*Exercise*: Exact copies of all the entries are needed.
##### Record extracts
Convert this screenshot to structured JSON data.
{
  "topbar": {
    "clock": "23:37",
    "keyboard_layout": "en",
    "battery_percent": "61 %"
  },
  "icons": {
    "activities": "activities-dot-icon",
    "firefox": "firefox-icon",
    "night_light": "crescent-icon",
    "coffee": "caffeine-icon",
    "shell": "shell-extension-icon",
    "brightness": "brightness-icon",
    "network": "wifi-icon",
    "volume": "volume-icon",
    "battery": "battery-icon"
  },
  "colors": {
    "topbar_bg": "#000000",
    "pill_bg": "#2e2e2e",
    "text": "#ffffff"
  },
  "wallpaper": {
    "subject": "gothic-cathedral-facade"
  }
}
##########
*Response to this exercise*:
Convert this screenshot to structured JSON data.
{
  "topbar": {
    "clock": "23:37",
    "keyboard_layout": "en",
    "battery_percent": "61 %"
  },
  "icons": {
    "activities": "activities-dot-icon",
    "firefox": "firefox-icon",
    "night_light": "crescent-icon",
    "coffee": "caffeine-icon",
    "shell": "shell-extension-icon",
    "brightness": "brightness-icon",
    "network": "wifi-icon",
    "volume": "volume-icon",
    "battery": "battery-icon"
  },
  "colors": {
    "topbar_bg": "#000000",
    "pill_bg": "#2e2e2e",
    "text": "#ffffff"
  },
  "wallpaper": {
    "subject": "gothic-cathedral-facade"
  }
}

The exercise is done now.